The equation you used to specify its motion is only valid when... what?
Matthew R said:
At t=0.
No. t=0 is when it started snowing. At that time, the plow was going nowhere. The plow set off at 7 am. (We do not know when that was as a value of t.) The equation only applies while the plow is moving.

Matthew R said:
Hi guys.

I am currently stuck on the classic snow plow problem. I have the following differential equation and initial conditions:
@ 7am plow starts off to clear snow at a constant rate
By 8am, plow has gone 4mi
By 9am, plow has gone an additional 3mi
Let t=0 when it started to snow, when did it start to snow. They gave the answer as 4:27am

k(dx/dt)=1/t

It wants me to find the constant k.

Actually it doesn't; it wants you to find $T$, which is the time from when it started snowing until 7am. You do not need to know $k$ in order to find this.

However I think you may have copied the question incorrectly, because as far as I can tell you end up with a sixth-order polynomial for $T$ which doesn't have a root anywhere near the alleged answer of $T = 2.55$.

pasmith said:
sixth-order polynomial for T
Do you mean a sixth order polynomial for ek?
pasmith said:
which doesn't have a root anywhere near the alleged answer of T=2.55

## What is the snow plow problem?

The snow plow problem is a mathematical problem that involves finding the optimal speed at which a snow plow should operate in order to clear a given amount of snow from a road in the shortest amount of time.

## Why is finding the constant k important in solving the snow plow problem?

The constant k represents the relationship between the snow plow's speed and its ability to clear snow. By finding the appropriate value for k, we can determine the most efficient speed for the snow plow to operate at.

## How do you calculate the constant k?

The constant k can be calculated by dividing the distance of the road by the amount of snow that needs to be cleared and then taking the square root of that value.

## What factors can affect the value of constant k?
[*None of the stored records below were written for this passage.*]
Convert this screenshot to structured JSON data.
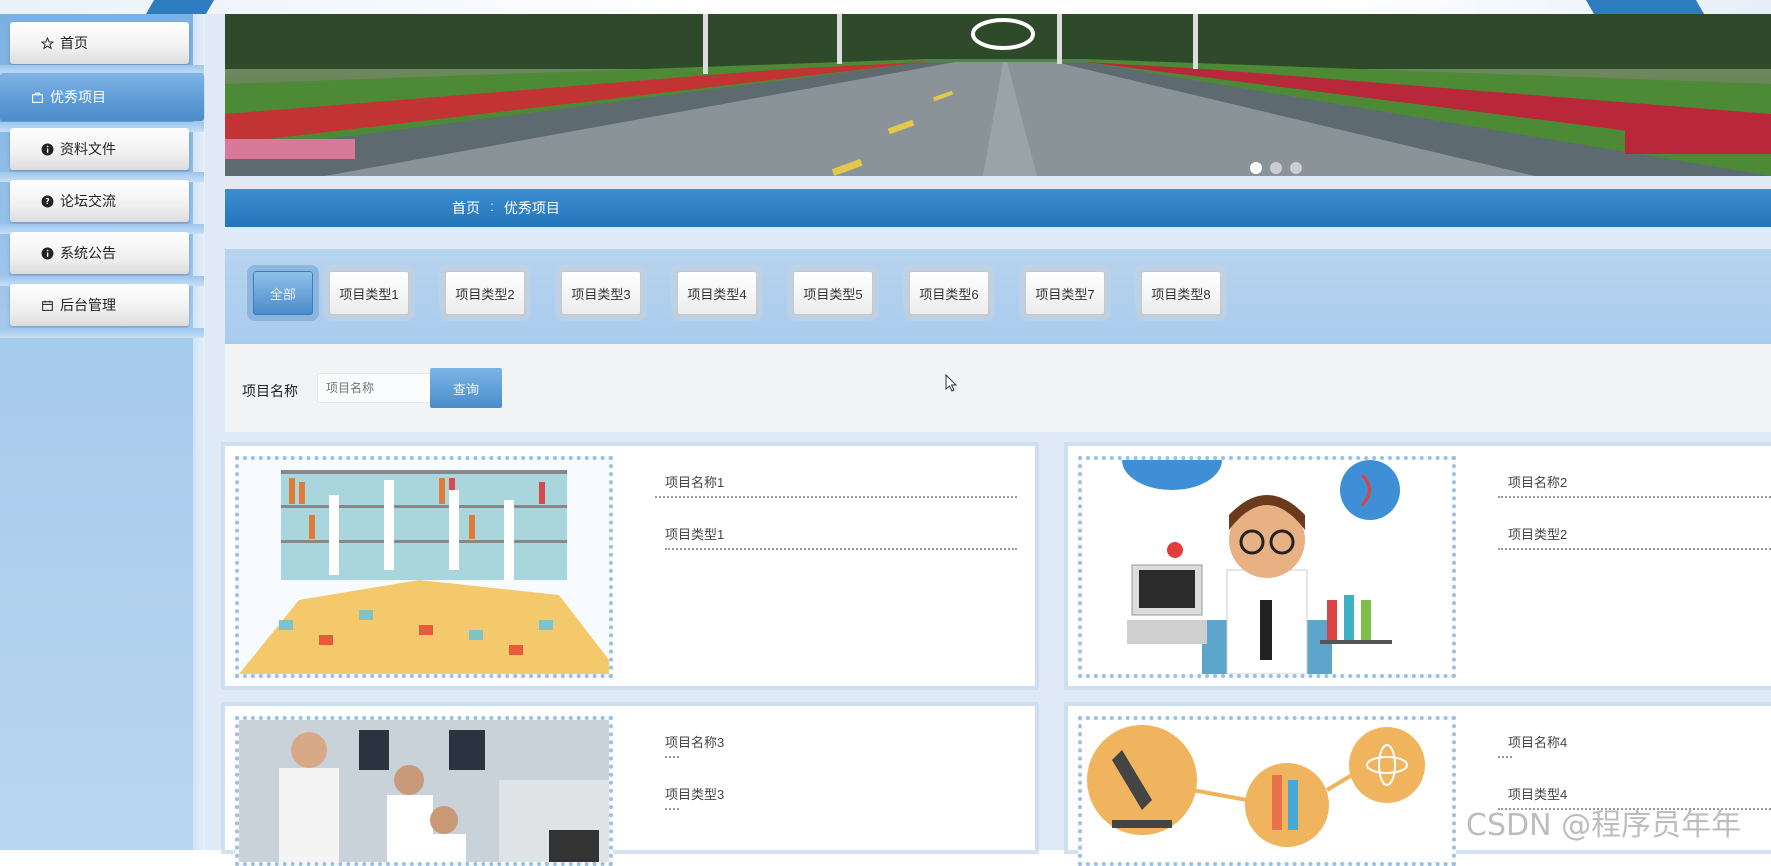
{
  "sidebar": {
    "items": [
      {
        "label": "首页",
        "icon": "star-icon"
      },
      {
        "label": "优秀项目",
        "icon": "bag-icon",
        "active": true
      },
      {
        "label": "资料文件",
        "icon": "info-icon"
      },
      {
        "label": "论坛交流",
        "icon": "question-icon"
      },
      {
        "label": "系统公告",
        "icon": "info-icon"
      },
      {
        "label": "后台管理",
        "icon": "calendar-icon"
      }
    ]
  },
  "banner": {
    "slides": 3,
    "active_slide": 1
  },
  "breadcrumb": {
    "home": "首页",
    "separator": ":",
    "current": "优秀项目"
  },
  "filters": {
    "all_label": "全部",
    "types": [
      "项目类型1",
      "项目类型2",
      "项目类型3",
      "项目类型4",
      "项目类型5",
      "项目类型6",
      "项目类型7",
      "项目类型8"
    ]
  },
  "search": {
    "label": "项目名称",
    "placeholder": "项目名称",
    "button": "查询"
  },
  "cards": [
    {
      "name": "项目名称1",
      "type": "项目类型1"
    },
    {
      "name": "项目名称2",
      "type": "项目类型2"
    },
    {
      "name": "项目名称3",
      "type": "项目类型3"
    },
    {
      "name": "项目名称4",
      "type": "项目类型4"
    }
  ],
  "watermark": "CSDN @程序员年年",
  "colors": {
    "primary": "#2e7bc0",
    "sidebar": "#a7cbec",
    "filter_bg": "#b7d4ef"
  }
}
The value of constant k can be affected by various factors such as the type of snow, the condition of the road, the size and speed of the snow plow, and the temperature.

## How can the snow plow problem be applied in real life situations?

The snow plow problem has practical applications in the field of transportation and logistics. It can be used to determine the optimal speed for snow plows to operate at in order to efficiently clear roads during winter weather conditions.

• Calculus and Beyond Homework Help
Replies
3
Views
2K
• Calculus and Beyond Homework Help
Replies
1
Views
630
• Calculus and Beyond Homework Help
Replies
7
Views
1K
• Calculus and Beyond Homework Help
Replies
7
Views
636
• Calculus and Beyond Homework Help
Replies
8
Views
945
• Calculus and Beyond Homework Help
Replies
8
Views
540
• Calculus and Beyond Homework Help
Replies
6
Views
511
• Calculus and Beyond Homework Help
Replies
7
Views
744
• Calculus and Beyond Homework Help
Replies
5
Views
465
• Calculus and Beyond Homework Help
Replies
1
Views
1K